Reflecting on the Melt
NASA notes that the increased summer melt is mirrored by an equally alarming decrease in winter ice extent:
The maximum amount of sea ice in the Arctic winter has fallen by six percent over each of the last two winters, as compared to a loss of merely 1.5 percent per decade on average annually since the earliest satellite monitoring in 1979.The alarming sea ice retreat will not impact sea level (although melting of the Greenland ice sheet certainly will), but it will have many other serious repercussions. Among the most obvious and most frightening is the positive feedback loop that a melting Arctic is expected to create; i.e., as the reflective ice surface is replaced by an energy absorbing ocean surface, melting is liable to beget more melting.
The loss of sea ice is also problematic for many species -- and not just polar bears. As Joey Comiso, a research scientist at NASA's Goddard Space Flight Center, explains:

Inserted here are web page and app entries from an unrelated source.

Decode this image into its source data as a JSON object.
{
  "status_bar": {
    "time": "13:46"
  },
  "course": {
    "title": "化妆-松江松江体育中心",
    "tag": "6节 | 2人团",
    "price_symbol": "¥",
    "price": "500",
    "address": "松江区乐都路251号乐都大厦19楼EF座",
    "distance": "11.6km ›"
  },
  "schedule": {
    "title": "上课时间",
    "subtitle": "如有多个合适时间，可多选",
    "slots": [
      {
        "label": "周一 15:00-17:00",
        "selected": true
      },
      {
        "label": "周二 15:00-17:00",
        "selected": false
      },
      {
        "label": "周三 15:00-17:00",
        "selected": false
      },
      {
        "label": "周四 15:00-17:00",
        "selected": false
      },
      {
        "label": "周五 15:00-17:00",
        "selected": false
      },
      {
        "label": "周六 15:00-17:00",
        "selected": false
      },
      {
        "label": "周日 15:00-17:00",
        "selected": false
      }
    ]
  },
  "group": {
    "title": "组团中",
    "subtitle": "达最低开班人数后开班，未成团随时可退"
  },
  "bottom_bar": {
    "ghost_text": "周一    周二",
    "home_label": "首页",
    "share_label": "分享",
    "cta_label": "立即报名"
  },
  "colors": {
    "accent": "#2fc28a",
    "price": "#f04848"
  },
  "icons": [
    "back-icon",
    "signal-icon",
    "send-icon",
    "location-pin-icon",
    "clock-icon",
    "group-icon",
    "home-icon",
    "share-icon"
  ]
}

The seasonal ice regions in the Arctic are among the most biologically productive regions in the world. For example, sea ice provides melt-water in spring that floats because of low density. This melt-water layer is considered by biologists as the ideal layer for phytoplankton growth because it does not sink, and there is plenty of sunlight reaching it to enable photosynthesis. Plankton are at the bottom of the food web. If their concentration goes down, animals at all trophic levels would be deprived of a basic source of food.